Nigeria commits to UN water treaty
Africa’s most populous country has taken a significant step towards ensuring the sustainable management of its cross-border waters with a milestone commitment to join and implement a United Nations treaty known as the Water Convention.
This commitment, guided by a road map, will be the key outcome of the ongoing National Workshop on the Convention on the Protection and Use of Transboundary Watercourses and International Lakes.
“As the most populous country in Africa where the majority of our over 206 million people depend on water that we share with neighbouring countries, Nigeria attaches significant importance to transboundary water cooperation,” said Suleiman Adamu, minister of Water Resources in a statement.
Adamu stated that the Nigerian government would commit to a road map for its accession to future implementation of the United Nations Water Convention, while encouraging all nations with which it shares water resources to accede to the treaty and ensure its full implementation.
“This offers a crucial means for us to work together to strengthen the foundations for peace, stability and sustainable development in the Lake Chad and Niger basins, for the mutual benefit of our populations and natural environment.”
Nigeria shares at least one transboundary water body with its neighbouring states. The Lake Chad Basin is the largest inland drainage area in Africa and covers an area of 2,434,000 km2, equal to 8percent of the total area of the African continent.
The basin extends through Algeria, Cameroon, Niger, Nigeria, Central Africa Republic, Chad, and Sudan. In Nigeria, the basin drains about 20percent of the country.
Damming, over extraction, climate change, and drought are contributing to the rapid depletion of Lake Chad, which has decreased in size by 90percent over the last 60 years. It has led to significant unemployment and insecurity challenges in the region.
Nigeria is also home to about 80percent of the 100 million people residing in the basin of the Niger river, which crosses Algeria, Benin, Burkina Faso, Cameroon, Cote d’Ivoire, Guinea, Mali, Niger, Nigeria and Chad before emptying through the Gulf Guinea into the Atlantic Ocean.

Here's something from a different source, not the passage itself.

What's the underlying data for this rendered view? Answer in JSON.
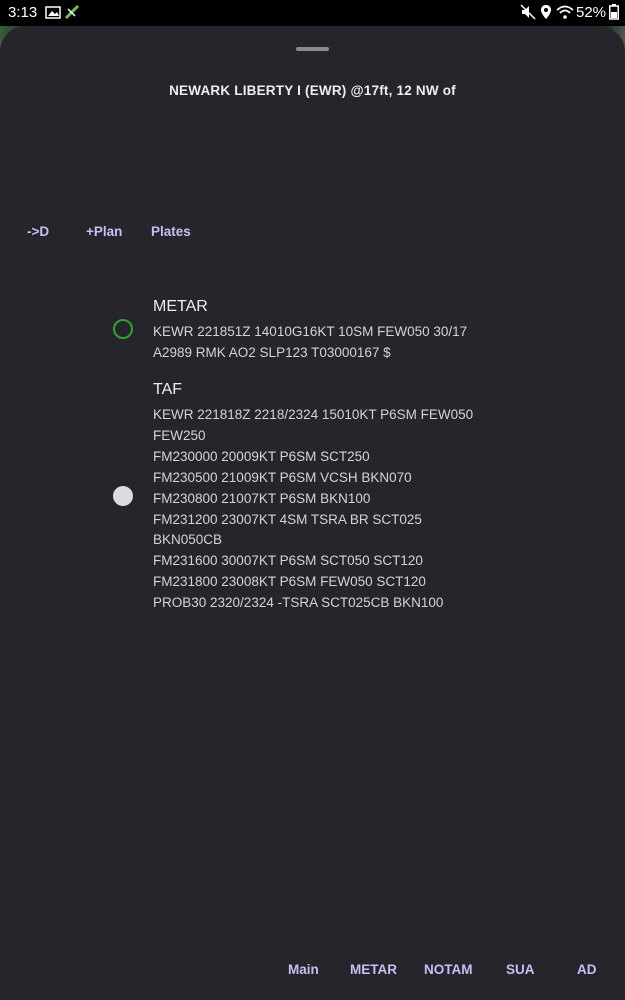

“With these shared waters increasingly threatened by water scarcity linked to climate change, pollution, and rising demands on their use, transboundary water cooperation is crucial for peace, conflict prevention, sustainable development and human well-being,” the Sonja Koeppel, secretary of the Water Convention.
“This is particularly relevant in regions such as the Lake Chad and Niger basin where water is closely related to security, livelihoods and regional stability. As an effective global legal and intergovernmental framework and platform for cooperation and sustainable management of shared waters, including ground waters, the Water Convention helps countries to address key challenges”, Koeppel stressed.
Catalyzing strong momentum for Africa’s water cooperation
Nigeria’s accession would help consolidate the fast-building momentum for water cooperation in Africa and, given its role as the largest economy in Africa and position in key shared basins, prove a catalyst for more countries to join and reap the benefits of implementing the Water Convention.
Chad, Senegal, Ghana, Guinea-Bissau and Togo have joined the Convention since 2018 following its opening to accession by all UN member states. Cameroon is on the cusp of becoming a party, following the President’s signature on accession earlier this month.
More than 15 countries are in the process of joining, most of which are in Africa. Nigeria’s accession could be particularly crucial as, together with Cameroon, it would help reach a critical mass of Water Convention Parties in the region that share the same water resources.
Current water challenges in Nigeria are due to the rapidly increasing demand as a result of rapid population growth rate, increased urbanization, irrigation farming and industrialization.
These challenges have been exacerbated by persistent drought and have resulted in greater dependence on groundwater resources. Nigeria also experiences perennial flooding, which can have multi-billion dollar consequences. Effective transboundary cooperation can help address these challenges. In this regard, Nigeria has signed several transboundary agreements over its shared water resources. Notably, Nigeria is party to the Lake Chad Basin Commission and the Niger Basin Authority.